So here is the bottom line for our little experiment. Over the past, the biggest risk to the survival of a retiree’s portfolio was not volatility. Instead it was inflation—specifically, a long (16-year) period of high inflation, during which stock returns failed to keep up with rising consumer prices. Of the nine 30-year retirements that saw Paul’s portfolio go bust, only two of them occurred during the extremely volatile 1930s. (And remember, I stacked this experiment in favor of volatility by giving Paul a 100 percent allocation to stocks.) This is why volatility is too-narrow a definition of risk for retirees. The key risk retiree’s face is the risk of going broke—of outliving one’s savings. Volatility is a component of this broader risk definition—but so is inflation when it exceeds long-run stock returns.

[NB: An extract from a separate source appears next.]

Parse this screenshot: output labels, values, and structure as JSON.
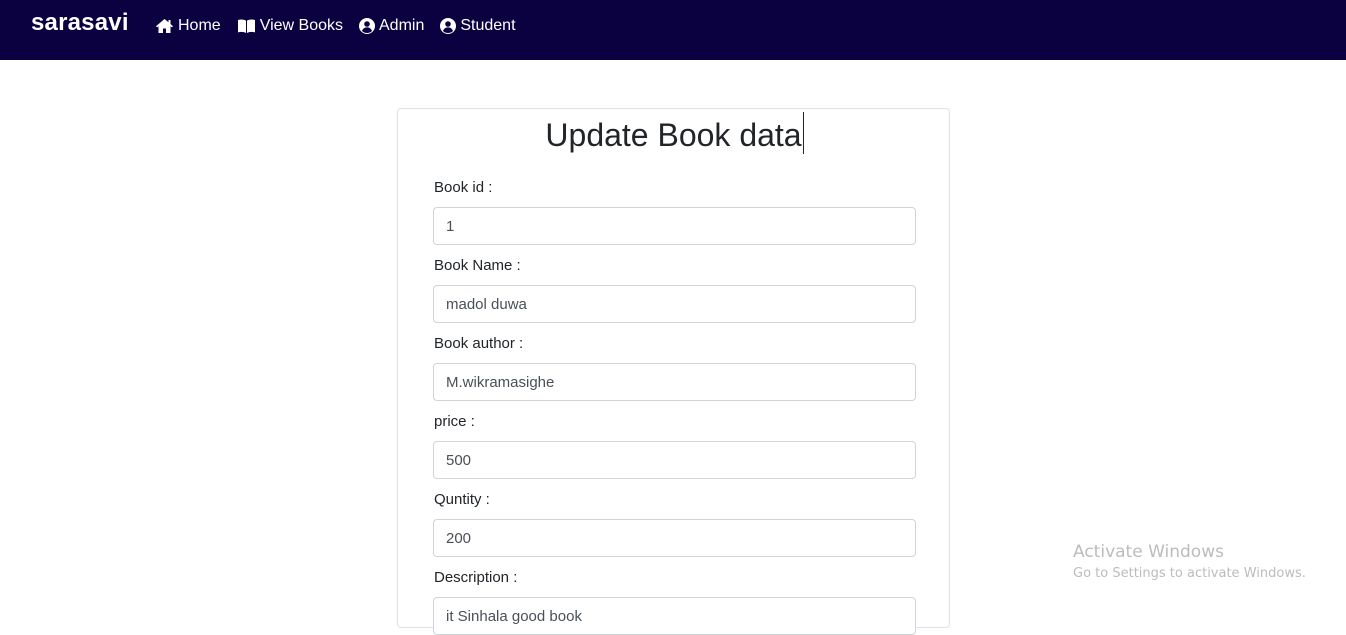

So, why does all this matter? Einstein once said “If I had one hour to save the world, I would spend fifty-five minutes defining the problem, and only five minutes finding the solution.” In investing, and especially for retirees who want to be confident that their savings will last them their lifetimes, risk is the problem to be solved. As Einstein taught us, it is crucially important to understand the problem of risk in all its dimensions before you try to solve it. The financial services industry’s definition, which equates risk to volatility, would not have helped Paul navigate the dangers to his retirement posed by the secular bear market of 1966-81. The book I’m currently writing is focused exclusively on the dangers posed by long, secular bear markets like 1966-81—and on how you can reduce these dangers with the help of certain classes of stocks (namely small caps and value stocks) that have tended to outperform under the conditions characterizing secular bear markets. Stay tuned to this blog for more about secular bear markets, small caps and value stocks—the subjects of my new book. My next post will be on Monday, April 4.